What is a Demat Account?
A demat account is similar to a bank account and comprises the shares that belong to you. The major difference between a bank account and a demat account is that a bank account consists of the money that belongs to you, whereas the demat account has your shares.
In other words, it acts a storehouse of the shares that you own. In addition, all the shares and securities are in an electronic form within a demat account. However, if you want to trade your shares in the stock market, you need to have a trading account.
What is a Trading Account?
A trading account is used to trade the shares in the stock market and record your trading transactions. A trading account becomes important when you plan to buy or sell shares present in your demat account. That is, just by having a demat account, you cannot make financial transactions in the share market.

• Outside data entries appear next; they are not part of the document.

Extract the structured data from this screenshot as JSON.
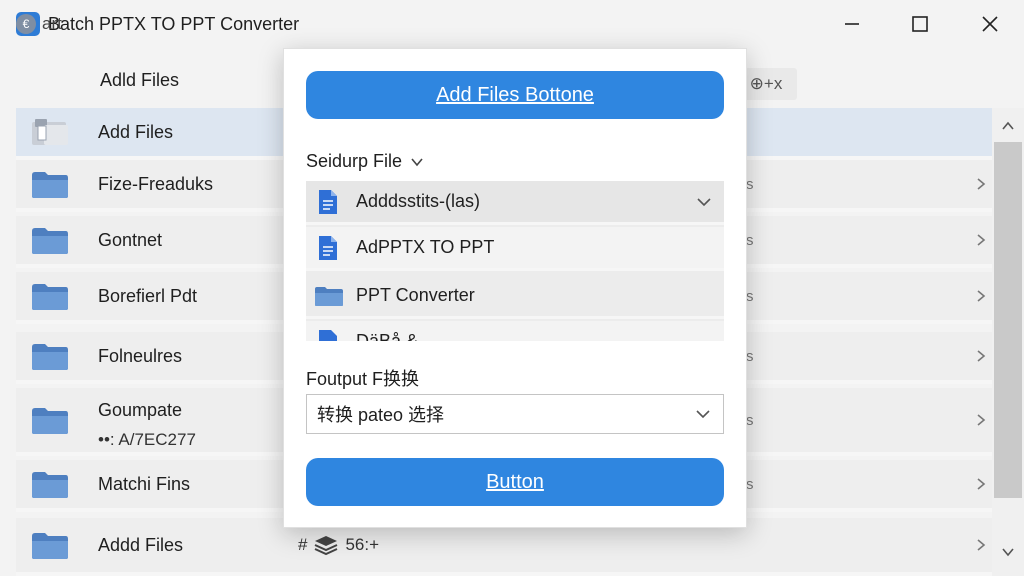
{
  "app": {
    "title": "Batch PPTX TO PPT Converter",
    "accent": "#2f86e0"
  },
  "window_controls": {
    "minimize_icon": "minimize-icon",
    "maximize_icon": "maximize-icon",
    "close_icon": "close-icon"
  },
  "toolbar": {
    "start_label": "art",
    "start_icon_glyph": "€",
    "add_files_label": "Adld Files",
    "right_label": "⊕+x"
  },
  "list": {
    "rows": [
      {
        "name": "Add Files",
        "icon": "folder-open-icon",
        "selected": true
      },
      {
        "name": "Fize-Freaduks",
        "icon": "folder-icon",
        "edge": "s"
      },
      {
        "name": "Gontnet",
        "icon": "folder-icon",
        "edge": "s"
      },
      {
        "name": "Borefierl Pdt",
        "icon": "folder-icon",
        "edge": "s"
      },
      {
        "name": "Folneulres",
        "icon": "folder-icon",
        "edge": "s"
      },
      {
        "name": "Goumpate",
        "sub": "••: A/7EC277",
        "icon": "folder-icon",
        "edge": "s"
      },
      {
        "name": "Matchi Fins",
        "icon": "folder-icon",
        "edge": "s"
      },
      {
        "name": "Addd Files",
        "icon": "folder-icon",
        "right": "56:+",
        "right_prefix": "#"
      }
    ]
  },
  "modal": {
    "add_button_label": "Add Files   Bottone",
    "select_file_label": "Seidurp File",
    "files": [
      {
        "label": "Adddsstits-(las)",
        "icon": "document-icon",
        "dropdown": true
      },
      {
        "label": "AdPPTX TO PPT",
        "icon": "document-icon"
      },
      {
        "label": "PPT Converter",
        "icon": "folder-icon"
      },
      {
        "label": "DäBå &...",
        "icon": "document-icon"
      }
    ],
    "output_label": "Foutput F换换",
    "output_value": "转换 pateo 选择",
    "submit_button_label": "Button"
  }
}
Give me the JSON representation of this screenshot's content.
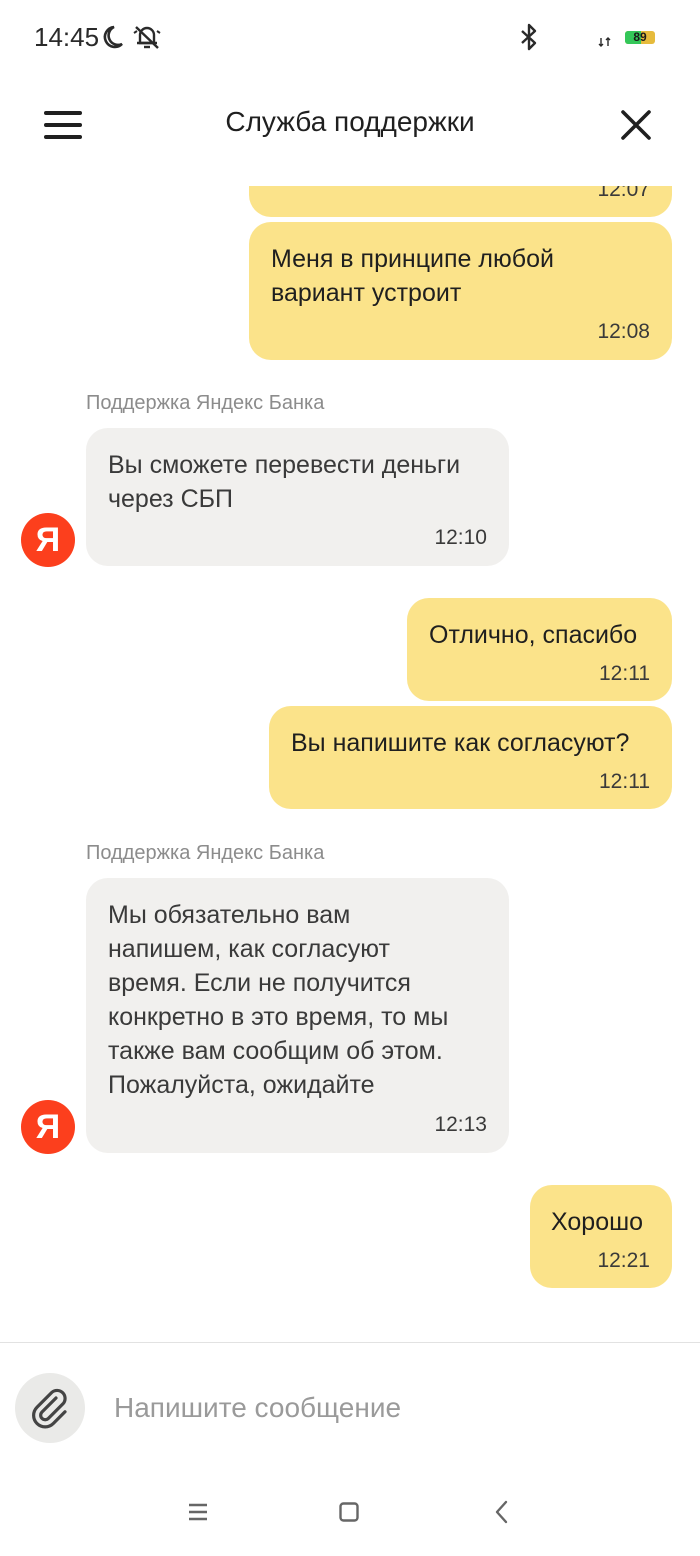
{
  "status": {
    "time": "14:45",
    "battery": "89",
    "battery_level": 0.89,
    "icons": [
      "moon-icon",
      "bell-off-icon",
      "bluetooth-icon",
      "signal-icon",
      "battery-icon"
    ]
  },
  "header": {
    "title": "Служба поддержки",
    "menu_icon": "menu-icon",
    "close_icon": "close-icon"
  },
  "messages": [
    {
      "from": "user",
      "text": "",
      "time": "12:07"
    },
    {
      "from": "user",
      "text": "Меня в принципе любой\nвариант устроит",
      "time": "12:08"
    },
    {
      "from": "support",
      "sender": "Поддержка Яндекс Банка",
      "avatar": "Я",
      "text": "Вы сможете перевести деньги\nчерез СБП",
      "time": "12:10"
    },
    {
      "from": "user",
      "text": "Отлично, спасибо",
      "time": "12:11"
    },
    {
      "from": "user",
      "text": "Вы напишите как согласуют?",
      "time": "12:11"
    },
    {
      "from": "support",
      "sender": "Поддержка Яндекс Банка",
      "avatar": "Я",
      "text": "Мы обязательно вам\nнапишем, как согласуют\nвремя. Если не получится\nконкретно в это время, то мы\nтакже вам сообщим об этом.\nПожалуйста, ожидайте",
      "time": "12:13"
    },
    {
      "from": "user",
      "text": "Хорошо",
      "time": "12:21"
    }
  ],
  "composer": {
    "placeholder": "Напишите сообщение",
    "value": "",
    "attach_icon": "paperclip-icon"
  },
  "navbar": {
    "icons": [
      "recents-icon",
      "home-icon",
      "back-icon"
    ]
  },
  "colors": {
    "user_bubble": "#fbe38a",
    "support_bubble": "#f1f0ee",
    "avatar": "#fc3f1d"
  }
}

To make it simple, you cannot buy or sell the shares directly from your demat account. In fact, a trading account makes share trading all the more simple because it is useful in verifying the market price, trade process, and other details electronically, which means that you do not have to manually trade for the shares in the stock market.
Cost Differences in Demat and Trading Accounts
Maintaining a trading account does not have much cost implications. However, statutory charges, such as GST, turnover tax, stamp duty, and exchange charges along with brokerage charges come into picture when making financial operations with your trading account.
In contrast, even an inactive demat account has cost requirements in the form of annual maintenance charge (AMC) and fixed charges for making debits during the selling of shares from the demat account.
However, there are no costs involved for opening a demat account and for share credits made into it. Many stock brokers offer a free demat account opening. The other charges that are levied for a demat account are for rejections of delivery instruction slip (DIS) and demat request form (DRS).
Role of Demat and Trading Accounts in Share Trade
Both the demat and trading accounts have a vital role in share trade, which encompasses the buying and selling of shares.
Buying the Shares: The first step in buying shares of a company using your trading account is the funding of the trading account from your savings account through NEFT, RTGS, or any other payment gateway. On successful funding of the trading account, a corresponding debit reflects in your savings account and at the same time shares get credited into your demat account.
Selling the Shares: When you sell your shares via your trading account, the shares intended for sale get debited from your demat account and the amount obtained from the sale gets credited into your savings account.
Therefore, it is more convenient to have both trading and demat accounts for share trading.
Hope the difference between demat and trading account is more clear now. Did I miss any important point here? Do let me know, let's add up to make my post further interesting.